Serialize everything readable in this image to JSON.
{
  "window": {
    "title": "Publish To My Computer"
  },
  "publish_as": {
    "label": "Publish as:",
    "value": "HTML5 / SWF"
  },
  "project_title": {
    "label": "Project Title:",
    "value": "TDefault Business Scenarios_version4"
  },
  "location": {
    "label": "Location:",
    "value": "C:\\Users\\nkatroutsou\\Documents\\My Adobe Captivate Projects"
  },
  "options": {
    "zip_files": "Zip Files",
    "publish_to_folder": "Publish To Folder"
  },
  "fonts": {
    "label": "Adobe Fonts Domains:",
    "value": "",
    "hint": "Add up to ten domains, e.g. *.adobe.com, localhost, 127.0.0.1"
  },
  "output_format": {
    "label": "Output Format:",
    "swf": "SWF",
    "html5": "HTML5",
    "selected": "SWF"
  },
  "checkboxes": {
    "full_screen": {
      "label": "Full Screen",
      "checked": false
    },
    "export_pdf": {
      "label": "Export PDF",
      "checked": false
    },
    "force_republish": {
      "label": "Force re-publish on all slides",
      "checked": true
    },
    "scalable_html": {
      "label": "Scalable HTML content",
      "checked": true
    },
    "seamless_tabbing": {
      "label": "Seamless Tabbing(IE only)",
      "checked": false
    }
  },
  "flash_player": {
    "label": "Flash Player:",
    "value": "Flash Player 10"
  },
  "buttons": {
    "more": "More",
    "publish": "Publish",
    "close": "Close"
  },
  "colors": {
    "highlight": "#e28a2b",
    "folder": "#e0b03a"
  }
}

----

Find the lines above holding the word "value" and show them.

-- ANSWER SECTION --
    "value": "HTML5 / SWF"
    "value": "TDefault Business Scenarios_version4"
    "value": "C:\\Users\\nkatroutsou\\Documents\\My Adobe Captivate Projects"
    "value": "",
    "value": "Flash Player 10"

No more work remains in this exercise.